A couple of years ago, while in Kenya, I read Imperial Reckoning, a history of the British war on the Mau Mau rebellion. It turned my stomach. I had thought of the British as pretty enlightened colonialists, repressive in a patriarchal way, but leaving a good legacy of schools and laws. I had to do a serious reevaluation when I learned how brutal, bloody and violent the colonial administration was, systematically abusing and executing many thousands without any real due process, and locking up hundreds of thousands in what amounted to concentration camps.
Caroline Elkins, the Harvard historian who wrote Imperial Reckoning, had to cobble together the story through oral interviews and a few stray documents that had survived in the archives. That’s because a vast share of the colonial documents from that period had disappeared. Their disappearance was as damning a fact as any, I thought—as British officials are good at keeping records, to my knowledge.

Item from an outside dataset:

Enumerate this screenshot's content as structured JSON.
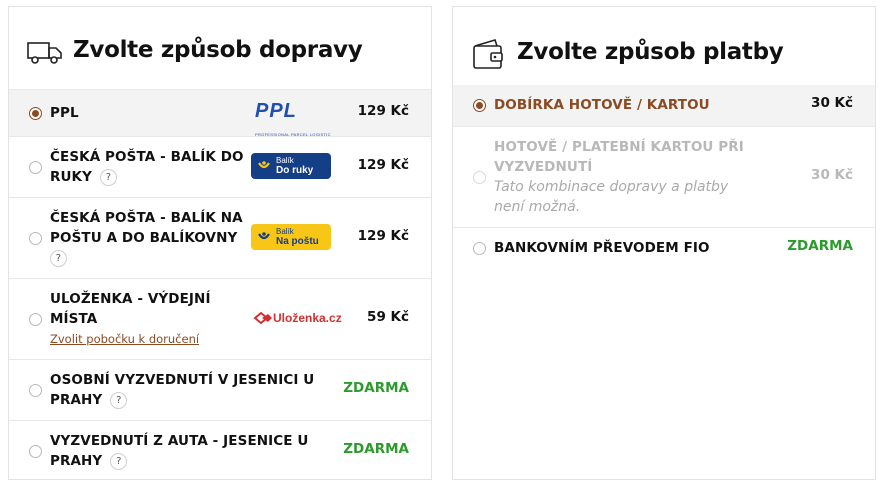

But now, amazingly, the documents have been discovered—boxes and boxes of them, in the British government’s archives. They had been there all along, “lost” despite multiple legal requests for documents relating to the Mau Mau rebellion. It was a “guilty secret,” as a government report put it.
As historians now have access to these documents, it will be extremely interesting (to me, anyway) what new facts come out. We still don’t know whether how complete the records are.
I do know this: government secrets are too often for the benefit of the government—and especially when they have something to be guilty about. Since 9/11 we’ve gone backwards in terms of open access to information. In some cases that may be necessary, but I’m willing to bet that in more cases it’s just a cover up. (I’m influenced in this by extensive reading in Civil Rights history, learning how vicious and anti-American the FBI was all those years of my youth when it was lauded for protecting America from dangerous elements.)